“If you want to be a race car driver, you better be tough,” wrote Preece in the post. “Dammit. Fast

@racechoice @FordPerformance Mustang. I’m coming back.”

After winning Cup Series’ season finale in Daytona, Chris Buescher, who NBC Sports reports is a friend of Preece, spoke about the inherent dangers of the sport.

“[I’m] Appreciative of how safe our race cars are,” a thankful Buescher noted after cruising to his third Cup Series victory of the 2023 season. “I think as an industry that sometimes we forget it’s dangerous still. That can certainly lead to some of our wilder moments.”

“It’s a dangerous sport,” he continued. “We know that getting in. Sometimes, we push it a little too far in the back of our minds.”

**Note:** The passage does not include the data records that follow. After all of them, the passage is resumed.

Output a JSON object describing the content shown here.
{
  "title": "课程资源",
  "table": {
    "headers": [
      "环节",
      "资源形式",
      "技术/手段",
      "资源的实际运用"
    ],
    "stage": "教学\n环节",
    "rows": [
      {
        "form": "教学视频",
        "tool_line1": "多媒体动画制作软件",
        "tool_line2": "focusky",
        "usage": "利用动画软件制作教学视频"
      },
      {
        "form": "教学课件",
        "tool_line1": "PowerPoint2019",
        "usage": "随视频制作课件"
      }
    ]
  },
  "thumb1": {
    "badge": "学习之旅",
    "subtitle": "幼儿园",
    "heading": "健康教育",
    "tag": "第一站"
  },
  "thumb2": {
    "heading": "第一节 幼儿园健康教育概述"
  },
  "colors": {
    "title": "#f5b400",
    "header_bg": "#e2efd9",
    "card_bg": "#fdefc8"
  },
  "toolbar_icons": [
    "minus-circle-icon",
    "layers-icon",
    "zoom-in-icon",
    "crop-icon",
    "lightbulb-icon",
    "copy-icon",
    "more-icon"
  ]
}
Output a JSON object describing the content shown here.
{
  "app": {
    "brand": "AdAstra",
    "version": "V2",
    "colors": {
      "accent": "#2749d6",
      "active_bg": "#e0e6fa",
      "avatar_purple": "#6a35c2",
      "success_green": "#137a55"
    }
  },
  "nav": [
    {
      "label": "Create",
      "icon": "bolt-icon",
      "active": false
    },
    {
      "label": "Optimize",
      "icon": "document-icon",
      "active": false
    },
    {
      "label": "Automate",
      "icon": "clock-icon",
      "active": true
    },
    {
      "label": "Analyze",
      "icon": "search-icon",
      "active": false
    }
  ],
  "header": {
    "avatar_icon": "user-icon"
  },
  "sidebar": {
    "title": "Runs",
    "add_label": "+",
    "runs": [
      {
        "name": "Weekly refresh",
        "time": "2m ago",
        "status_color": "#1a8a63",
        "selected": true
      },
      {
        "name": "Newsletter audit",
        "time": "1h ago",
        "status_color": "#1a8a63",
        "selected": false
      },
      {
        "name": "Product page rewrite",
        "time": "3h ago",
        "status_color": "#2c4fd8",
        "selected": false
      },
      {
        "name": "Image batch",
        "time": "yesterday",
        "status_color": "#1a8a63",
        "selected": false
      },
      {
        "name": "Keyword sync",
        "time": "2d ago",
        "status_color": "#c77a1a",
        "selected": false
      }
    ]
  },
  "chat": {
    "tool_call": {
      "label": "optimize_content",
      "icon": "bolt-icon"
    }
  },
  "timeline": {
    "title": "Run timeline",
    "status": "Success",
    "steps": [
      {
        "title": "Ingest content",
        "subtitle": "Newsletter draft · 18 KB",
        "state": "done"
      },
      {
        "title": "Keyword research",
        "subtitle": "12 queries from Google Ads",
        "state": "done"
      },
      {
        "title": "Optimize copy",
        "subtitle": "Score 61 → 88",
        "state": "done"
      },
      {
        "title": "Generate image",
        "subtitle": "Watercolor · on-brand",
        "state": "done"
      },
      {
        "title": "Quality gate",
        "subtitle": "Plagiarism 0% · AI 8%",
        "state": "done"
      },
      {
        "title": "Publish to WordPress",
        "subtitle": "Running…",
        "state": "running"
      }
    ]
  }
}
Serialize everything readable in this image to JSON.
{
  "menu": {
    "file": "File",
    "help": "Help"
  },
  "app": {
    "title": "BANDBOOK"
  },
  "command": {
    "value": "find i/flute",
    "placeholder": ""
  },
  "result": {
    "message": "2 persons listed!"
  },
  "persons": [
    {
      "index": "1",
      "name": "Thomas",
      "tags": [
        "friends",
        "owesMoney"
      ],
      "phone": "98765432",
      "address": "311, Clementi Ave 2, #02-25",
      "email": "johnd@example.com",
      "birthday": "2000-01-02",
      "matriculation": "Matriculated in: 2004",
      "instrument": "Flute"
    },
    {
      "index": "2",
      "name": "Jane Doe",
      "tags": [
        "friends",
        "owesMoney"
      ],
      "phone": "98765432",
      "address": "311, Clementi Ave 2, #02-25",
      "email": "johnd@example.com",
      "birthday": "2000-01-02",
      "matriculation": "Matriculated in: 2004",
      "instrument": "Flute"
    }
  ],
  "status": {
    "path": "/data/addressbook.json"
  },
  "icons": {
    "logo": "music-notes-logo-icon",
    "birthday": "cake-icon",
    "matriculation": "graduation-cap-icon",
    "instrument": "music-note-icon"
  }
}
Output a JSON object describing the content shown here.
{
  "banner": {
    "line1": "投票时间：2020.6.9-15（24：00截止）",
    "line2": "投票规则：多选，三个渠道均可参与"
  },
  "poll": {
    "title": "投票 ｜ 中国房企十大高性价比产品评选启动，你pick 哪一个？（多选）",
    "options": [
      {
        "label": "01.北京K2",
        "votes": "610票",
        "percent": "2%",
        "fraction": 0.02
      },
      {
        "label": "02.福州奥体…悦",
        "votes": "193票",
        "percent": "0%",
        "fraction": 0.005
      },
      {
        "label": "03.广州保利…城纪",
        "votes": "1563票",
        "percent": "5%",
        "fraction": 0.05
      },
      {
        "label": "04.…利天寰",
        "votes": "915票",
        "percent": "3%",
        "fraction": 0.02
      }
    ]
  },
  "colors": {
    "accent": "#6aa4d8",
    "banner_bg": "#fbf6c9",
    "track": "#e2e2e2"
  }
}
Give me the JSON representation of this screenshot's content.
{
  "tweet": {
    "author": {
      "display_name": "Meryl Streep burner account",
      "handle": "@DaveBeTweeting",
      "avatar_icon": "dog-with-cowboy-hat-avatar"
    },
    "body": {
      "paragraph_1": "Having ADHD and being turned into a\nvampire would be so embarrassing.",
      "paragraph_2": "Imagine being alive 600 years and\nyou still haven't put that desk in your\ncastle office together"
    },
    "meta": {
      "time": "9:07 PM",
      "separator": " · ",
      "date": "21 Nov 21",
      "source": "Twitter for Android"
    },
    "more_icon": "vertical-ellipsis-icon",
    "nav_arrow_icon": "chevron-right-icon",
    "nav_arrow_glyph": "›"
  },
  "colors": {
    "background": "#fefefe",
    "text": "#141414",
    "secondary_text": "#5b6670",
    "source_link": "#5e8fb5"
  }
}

With the 2023 Cup Series Playoff field locked, the 10-race postseason begins September 3
with the Cook Out Southern 500 at Darlington Raceway on USA Network.